-- Exercise --
Could the listing be repeated exactly, with every picture dropped?
***
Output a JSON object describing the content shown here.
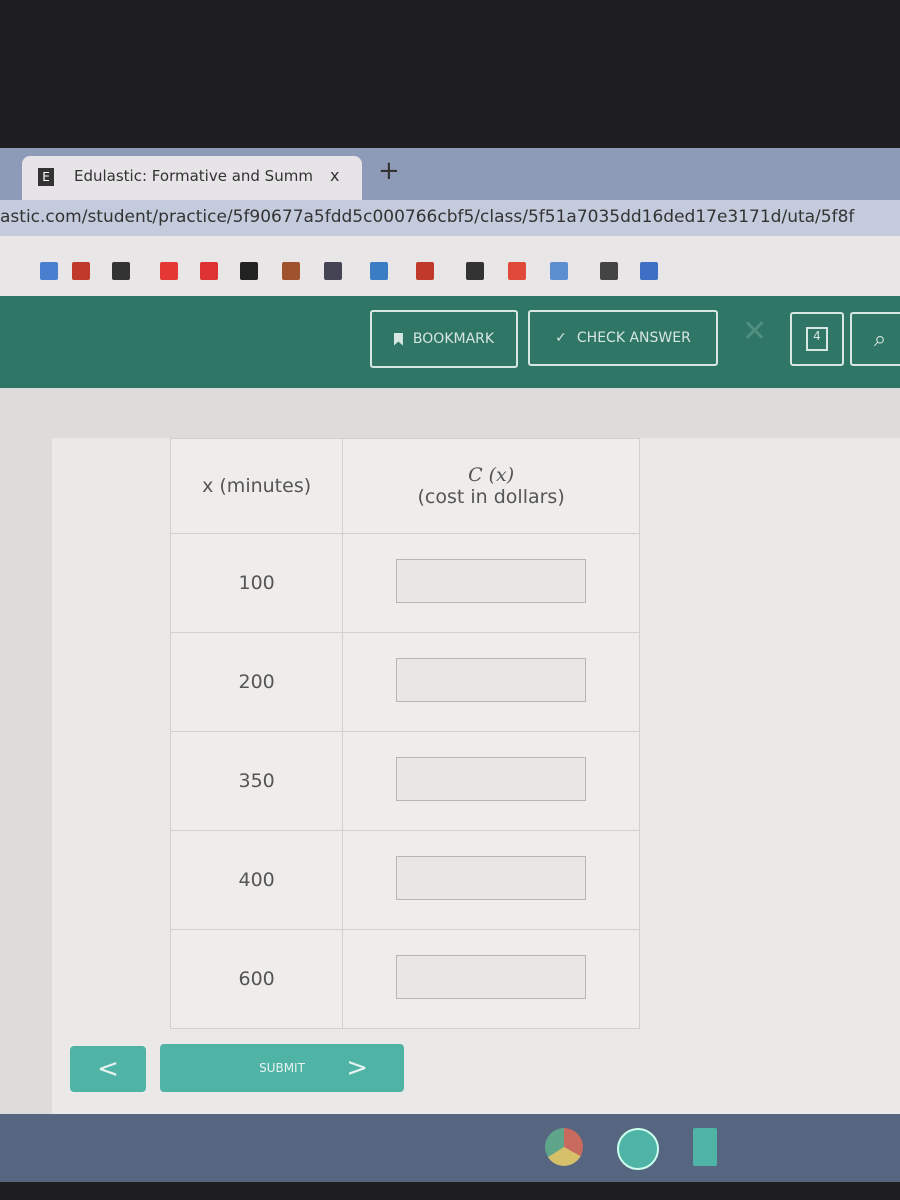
{
  "browser": {
    "tab_title": "Edulastic: Formative and Summ",
    "tab_close": "x",
    "new_tab": "+",
    "url": "astic.com/student/practice/5f90677a5fdd5c000766cbf5/class/5f51a7035dd16ded17e3171d/uta/5f8f",
    "bookmark_icons": [
      "drive-icon",
      "pinterest-icon",
      "square-icon",
      "youtube-icon",
      "mi-icon",
      "r-icon",
      "classroom-icon",
      "desmos-icon",
      "compass-icon",
      "netflix-icon",
      "circle-icon",
      "e-icon",
      "pattern-icon",
      "edge-icon",
      "s-icon"
    ]
  },
  "toolbar": {
    "bookmark_label": "BOOKMARK",
    "check_answer_label": "CHECK ANSWER",
    "accent": "#2f7666"
  },
  "table": {
    "headers": {
      "x": "x (minutes)",
      "c_func": "C (x)",
      "c_desc": "(cost in dollars)"
    },
    "rows": [
      {
        "x": "100",
        "value": ""
      },
      {
        "x": "200",
        "value": ""
      },
      {
        "x": "350",
        "value": ""
      },
      {
        "x": "400",
        "value": ""
      },
      {
        "x": "600",
        "value": ""
      }
    ]
  },
  "nav": {
    "prev": "<",
    "submit": "SUBMIT",
    "next": ">",
    "button_color": "#4fb3a6"
  },
  "taskbar": {
    "apps": [
      "chrome-icon",
      "zoom-icon",
      "docs-icon"
    ]
  }
}
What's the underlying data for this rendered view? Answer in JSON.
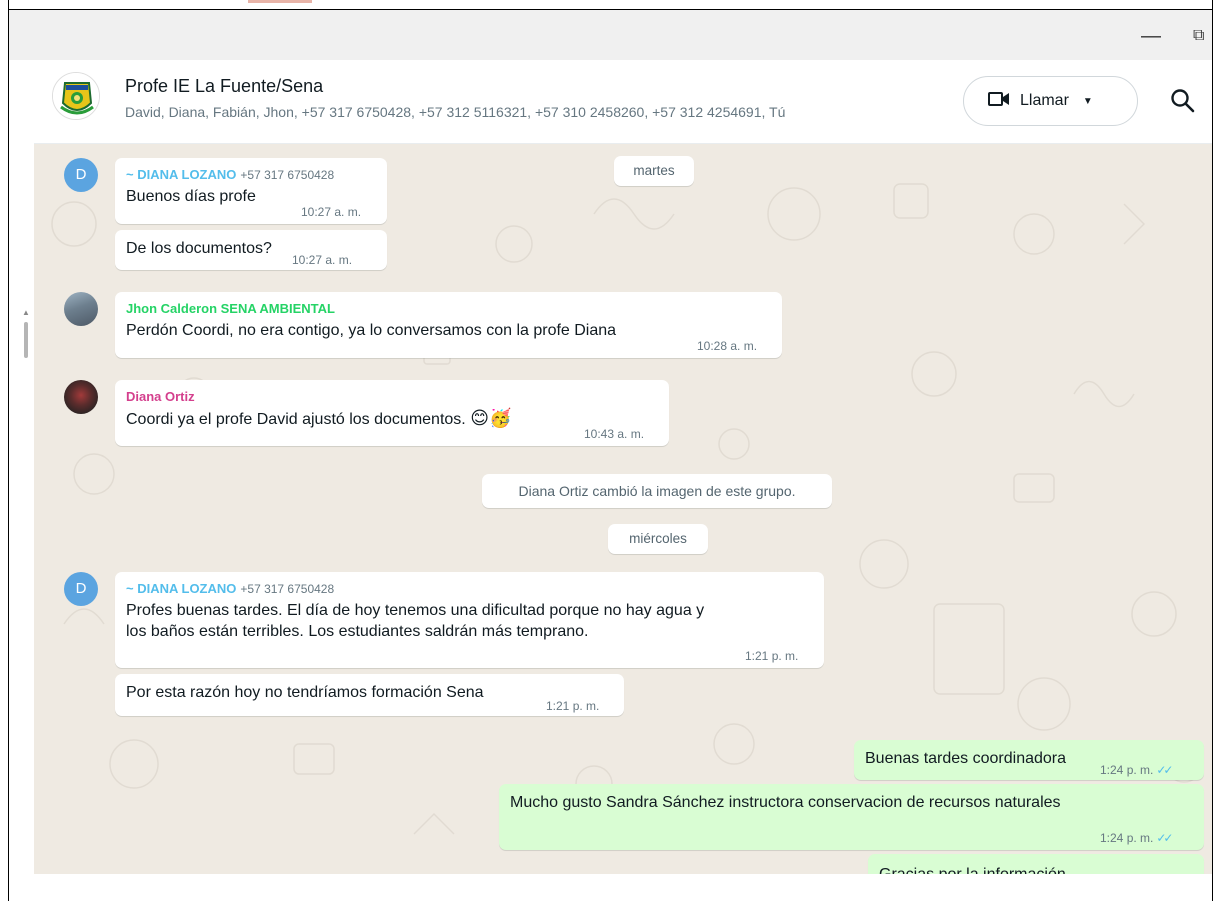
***
-- Response to the exercise --
Output a JSON object describing the content shown here.
{
  "browser": {
    "tab_title": "Edulastic: Formative and Summ",
    "tab_close": "x",
    "new_tab": "+",
    "url": "astic.com/student/practice/5f90677a5fdd5c000766cbf5/class/5f51a7035dd16ded17e3171d/uta/5f8f",
    "bookmark_icons": [
      "drive-icon",
      "pinterest-icon",
      "square-icon",
      "youtube-icon",
      "mi-icon",
      "r-icon",
      "classroom-icon",
      "desmos-icon",
      "compass-icon",
      "netflix-icon",
      "circle-icon",
      "e-icon",
      "pattern-icon",
      "edge-icon",
      "s-icon"
    ]
  },
  "toolbar": {
    "bookmark_label": "BOOKMARK",
    "check_answer_label": "CHECK ANSWER",
    "accent": "#2f7666"
  },
  "table": {
    "headers": {
      "x": "x (minutes)",
      "c_func": "C (x)",
      "c_desc": "(cost in dollars)"
    },
    "rows": [
      {
        "x": "100",
        "value": ""
      },
      {
        "x": "200",
        "value": ""
      },
      {
        "x": "350",
        "value": ""
      },
      {
        "x": "400",
        "value": ""
      },
      {
        "x": "600",
        "value": ""
      }
    ]
  },
  "nav": {
    "prev": "<",
    "submit": "SUBMIT",
    "next": ">",
    "button_color": "#4fb3a6"
  },
  "taskbar": {
    "apps": [
      "chrome-icon",
      "zoom-icon",
      "docs-icon"
    ]
  }
}
What's the underlying data for this rendered view? Answer in JSON.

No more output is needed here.